What the task asks ->
The entries are to be repeated exactly, with all pictures omitted.

Given records ->
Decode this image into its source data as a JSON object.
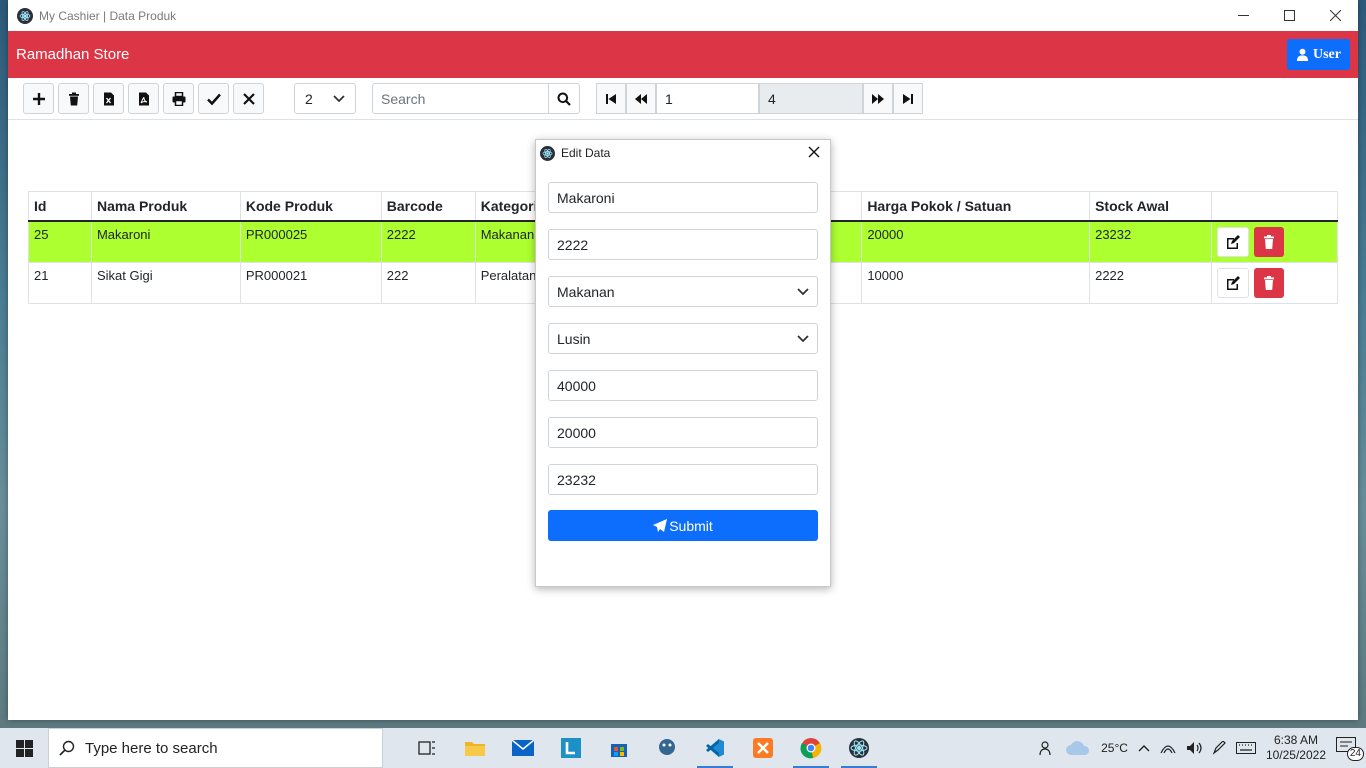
{
  "window": {
    "title": "My Cashier | Data Produk"
  },
  "navbar": {
    "brand": "Ramadhan Store",
    "user_label": "User"
  },
  "toolbar": {
    "per_page": "2",
    "search_placeholder": "Search",
    "current_page": "1",
    "total_pages": "4"
  },
  "table": {
    "headers": [
      "Id",
      "Nama Produk",
      "Kode Produk",
      "Barcode",
      "Kategori",
      "Harga Pokok / Satuan",
      "Stock Awal"
    ],
    "rows": [
      {
        "id": "25",
        "nama": "Makaroni",
        "kode": "PR000025",
        "barcode": "2222",
        "kategori": "Makanan",
        "harga": "20000",
        "stock": "23232"
      },
      {
        "id": "21",
        "nama": "Sikat Gigi",
        "kode": "PR000021",
        "barcode": "222",
        "kategori": "Peralatan",
        "harga": "10000",
        "stock": "2222"
      }
    ]
  },
  "modal": {
    "title": "Edit Data",
    "fields": {
      "nama": "Makaroni",
      "barcode": "2222",
      "kategori": "Makanan",
      "satuan": "Lusin",
      "harga_jual": "40000",
      "harga_pokok": "20000",
      "stock": "23232"
    },
    "submit_label": "Submit"
  },
  "taskbar": {
    "search_placeholder": "Type here to search",
    "weather": "25°C",
    "time": "6:38 AM",
    "date": "10/25/2022",
    "notifications": "24"
  },
  "colors": {
    "navbar": "#dc3545",
    "primary": "#0d6efd",
    "selected_row": "#adff2f"
  }
}
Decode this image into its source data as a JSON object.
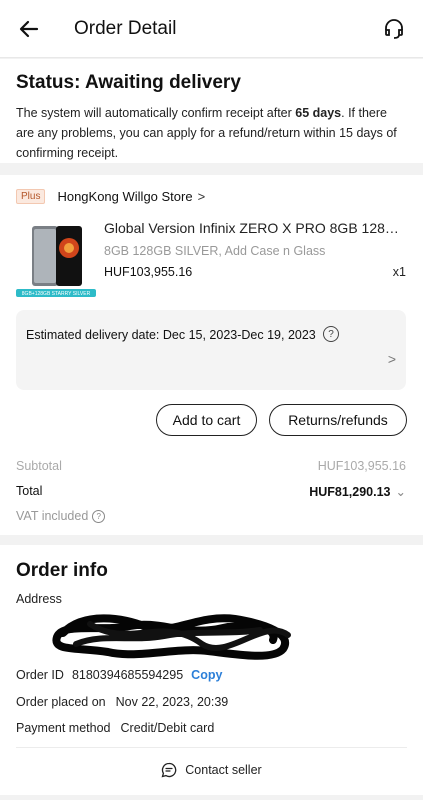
{
  "header": {
    "title": "Order Detail",
    "back_icon": "arrow-left-icon",
    "support_icon": "headset-icon"
  },
  "status": {
    "title": "Status: Awaiting delivery",
    "line_prefix": "The system will automatically confirm receipt after ",
    "days": "65 days",
    "line_suffix": ". If there are any problems, you can apply for a refund/return within 15 days of confirming receipt."
  },
  "store": {
    "badge": "Plus",
    "name": "HongKong Willgo Store",
    "chevron": ">"
  },
  "product": {
    "name": "Global Version Infinix ZERO X PRO 8GB 128GB...",
    "variant": "8GB 128GB SILVER, Add Case n Glass",
    "price": "HUF103,955.16",
    "quantity": "x1",
    "image_tag": "8GB+128GB STARRY SILVER"
  },
  "delivery": {
    "text": "Estimated delivery date: Dec 15, 2023-Dec 19, 2023",
    "help": "?",
    "chevron": ">"
  },
  "buttons": {
    "add_to_cart": "Add to cart",
    "returns": "Returns/refunds"
  },
  "summary": {
    "subtotal_label": "Subtotal",
    "subtotal_value": "HUF103,955.16",
    "total_label": "Total",
    "total_value": "HUF81,290.13",
    "vat_label": "VAT included",
    "vat_help": "?"
  },
  "order_info": {
    "title": "Order info",
    "address_label": "Address",
    "order_id_label": "Order ID",
    "order_id_value": "8180394685594295",
    "copy": "Copy",
    "placed_label": "Order placed on",
    "placed_value": "Nov 22, 2023, 20:39",
    "payment_label": "Payment method",
    "payment_value": "Credit/Debit card",
    "contact": "Contact seller"
  },
  "colors": {
    "accent": "#2c7fd8",
    "background": "#f2f2f2",
    "plus_badge": "#b3572b"
  }
}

Result ->
Decode this image into its source data as a JSON object.
{
  "window": {
    "title": "My Cashier | Data Produk"
  },
  "navbar": {
    "brand": "Ramadhan Store",
    "user_label": "User"
  },
  "toolbar": {
    "per_page": "2",
    "search_placeholder": "Search",
    "current_page": "1",
    "total_pages": "4"
  },
  "table": {
    "headers": [
      "Id",
      "Nama Produk",
      "Kode Produk",
      "Barcode",
      "Kategori",
      "Harga Pokok / Satuan",
      "Stock Awal"
    ],
    "rows": [
      {
        "id": "25",
        "nama": "Makaroni",
        "kode": "PR000025",
        "barcode": "2222",
        "kategori": "Makanan",
        "harga": "20000",
        "stock": "23232"
      },
      {
        "id": "21",
        "nama": "Sikat Gigi",
        "kode": "PR000021",
        "barcode": "222",
        "kategori": "Peralatan",
        "harga": "10000",
        "stock": "2222"
      }
    ]
  },
  "modal": {
    "title": "Edit Data",
    "fields": {
      "nama": "Makaroni",
      "barcode": "2222",
      "kategori": "Makanan",
      "satuan": "Lusin",
      "harga_jual": "40000",
      "harga_pokok": "20000",
      "stock": "23232"
    },
    "submit_label": "Submit"
  },
  "taskbar": {
    "search_placeholder": "Type here to search",
    "weather": "25°C",
    "time": "6:38 AM",
    "date": "10/25/2022",
    "notifications": "24"
  },
  "colors": {
    "navbar": "#dc3545",
    "primary": "#0d6efd",
    "selected_row": "#adff2f"
  }
}
Decode this image into its source data as a JSON object.
{
  "header": {
    "title": "Order Detail",
    "back_icon": "arrow-left-icon",
    "support_icon": "headset-icon"
  },
  "status": {
    "title": "Status: Awaiting delivery",
    "line_prefix": "The system will automatically confirm receipt after ",
    "days": "65 days",
    "line_suffix": ". If there are any problems, you can apply for a refund/return within 15 days of confirming receipt."
  },
  "store": {
    "badge": "Plus",
    "name": "HongKong Willgo Store",
    "chevron": ">"
  },
  "product": {
    "name": "Global Version Infinix ZERO X PRO 8GB 128GB...",
    "variant": "8GB 128GB SILVER, Add Case n Glass",
    "price": "HUF103,955.16",
    "quantity": "x1",
    "image_tag": "8GB+128GB STARRY SILVER"
  },
  "delivery": {
    "text": "Estimated delivery date: Dec 15, 2023-Dec 19, 2023",
    "help": "?",
    "chevron": ">"
  },
  "buttons": {
    "add_to_cart": "Add to cart",
    "returns": "Returns/refunds"
  },
  "summary": {
    "subtotal_label": "Subtotal",
    "subtotal_value": "HUF103,955.16",
    "total_label": "Total",
    "total_value": "HUF81,290.13",
    "vat_label": "VAT included",
    "vat_help": "?"
  },
  "order_info": {
    "title": "Order info",
    "address_label": "Address",
    "order_id_label": "Order ID",
    "order_id_value": "8180394685594295",
    "copy": "Copy",
    "placed_label": "Order placed on",
    "placed_value": "Nov 22, 2023, 20:39",
    "payment_label": "Payment method",
    "payment_value": "Credit/Debit card",
    "contact": "Contact seller"
  },
  "colors": {
    "accent": "#2c7fd8",
    "background": "#f2f2f2",
    "plus_badge": "#b3572b"
  }
}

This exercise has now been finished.